*YOUR GOAL*
Go over the entries and report the lines where the word "check" occurs.

Data records for software interfaces:
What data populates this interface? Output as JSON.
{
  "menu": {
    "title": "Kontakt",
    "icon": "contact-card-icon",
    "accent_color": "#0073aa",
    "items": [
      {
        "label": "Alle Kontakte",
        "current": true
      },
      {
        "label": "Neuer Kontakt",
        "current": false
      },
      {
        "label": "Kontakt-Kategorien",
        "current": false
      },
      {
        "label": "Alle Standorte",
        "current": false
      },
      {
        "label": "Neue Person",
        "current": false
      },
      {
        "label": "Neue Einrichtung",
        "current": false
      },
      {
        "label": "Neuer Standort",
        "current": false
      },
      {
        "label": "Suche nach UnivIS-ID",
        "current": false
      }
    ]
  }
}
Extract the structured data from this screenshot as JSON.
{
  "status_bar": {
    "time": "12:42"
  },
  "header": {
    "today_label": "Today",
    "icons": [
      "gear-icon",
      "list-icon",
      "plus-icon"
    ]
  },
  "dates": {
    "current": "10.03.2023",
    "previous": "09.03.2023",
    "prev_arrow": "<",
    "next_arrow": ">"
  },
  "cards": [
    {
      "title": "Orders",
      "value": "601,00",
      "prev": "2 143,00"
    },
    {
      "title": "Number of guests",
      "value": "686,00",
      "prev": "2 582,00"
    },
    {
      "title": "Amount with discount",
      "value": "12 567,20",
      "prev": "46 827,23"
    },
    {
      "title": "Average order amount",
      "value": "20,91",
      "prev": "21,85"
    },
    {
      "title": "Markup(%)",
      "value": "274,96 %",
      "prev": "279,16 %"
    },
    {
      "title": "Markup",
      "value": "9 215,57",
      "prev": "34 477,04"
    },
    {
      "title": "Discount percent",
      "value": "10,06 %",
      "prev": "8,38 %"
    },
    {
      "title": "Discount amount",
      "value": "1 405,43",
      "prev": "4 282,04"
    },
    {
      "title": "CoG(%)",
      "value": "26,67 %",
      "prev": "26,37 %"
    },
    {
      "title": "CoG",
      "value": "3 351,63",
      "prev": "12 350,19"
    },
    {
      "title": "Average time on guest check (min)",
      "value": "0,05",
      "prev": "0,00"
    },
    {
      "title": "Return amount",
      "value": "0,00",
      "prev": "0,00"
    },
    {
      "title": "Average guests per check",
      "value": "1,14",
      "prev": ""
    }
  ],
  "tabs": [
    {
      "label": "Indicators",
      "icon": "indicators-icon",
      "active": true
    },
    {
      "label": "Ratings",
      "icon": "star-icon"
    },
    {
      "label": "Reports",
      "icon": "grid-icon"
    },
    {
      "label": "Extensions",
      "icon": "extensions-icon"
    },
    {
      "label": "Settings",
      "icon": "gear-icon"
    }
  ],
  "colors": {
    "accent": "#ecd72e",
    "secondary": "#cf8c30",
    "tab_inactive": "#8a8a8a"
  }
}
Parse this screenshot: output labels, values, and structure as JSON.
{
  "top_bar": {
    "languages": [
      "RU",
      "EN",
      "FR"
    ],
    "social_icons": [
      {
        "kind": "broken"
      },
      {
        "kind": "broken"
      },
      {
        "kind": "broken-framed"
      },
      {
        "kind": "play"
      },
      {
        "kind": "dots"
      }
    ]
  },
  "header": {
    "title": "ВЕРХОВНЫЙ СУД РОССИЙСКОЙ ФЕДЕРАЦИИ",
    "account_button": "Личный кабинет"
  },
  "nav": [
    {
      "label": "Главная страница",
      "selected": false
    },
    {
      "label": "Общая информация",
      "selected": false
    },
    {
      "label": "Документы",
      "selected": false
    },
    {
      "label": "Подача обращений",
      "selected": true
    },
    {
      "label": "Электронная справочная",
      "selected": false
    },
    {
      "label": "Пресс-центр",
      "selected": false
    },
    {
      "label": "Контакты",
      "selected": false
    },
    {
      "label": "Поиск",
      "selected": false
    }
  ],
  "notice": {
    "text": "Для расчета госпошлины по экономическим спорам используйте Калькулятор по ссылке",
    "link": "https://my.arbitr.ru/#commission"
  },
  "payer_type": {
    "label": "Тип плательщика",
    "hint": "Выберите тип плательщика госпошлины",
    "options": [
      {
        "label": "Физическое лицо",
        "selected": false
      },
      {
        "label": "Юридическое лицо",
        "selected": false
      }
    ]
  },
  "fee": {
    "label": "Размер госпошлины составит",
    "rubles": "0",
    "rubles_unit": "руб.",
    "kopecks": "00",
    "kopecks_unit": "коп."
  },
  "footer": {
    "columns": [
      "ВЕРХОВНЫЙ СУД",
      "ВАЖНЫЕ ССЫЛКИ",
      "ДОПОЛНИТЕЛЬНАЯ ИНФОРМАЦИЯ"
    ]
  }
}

*OUTPUT OF THE EXERCISE*
      "title": "Average time on guest check (min)",
      "title": "Average guests per check",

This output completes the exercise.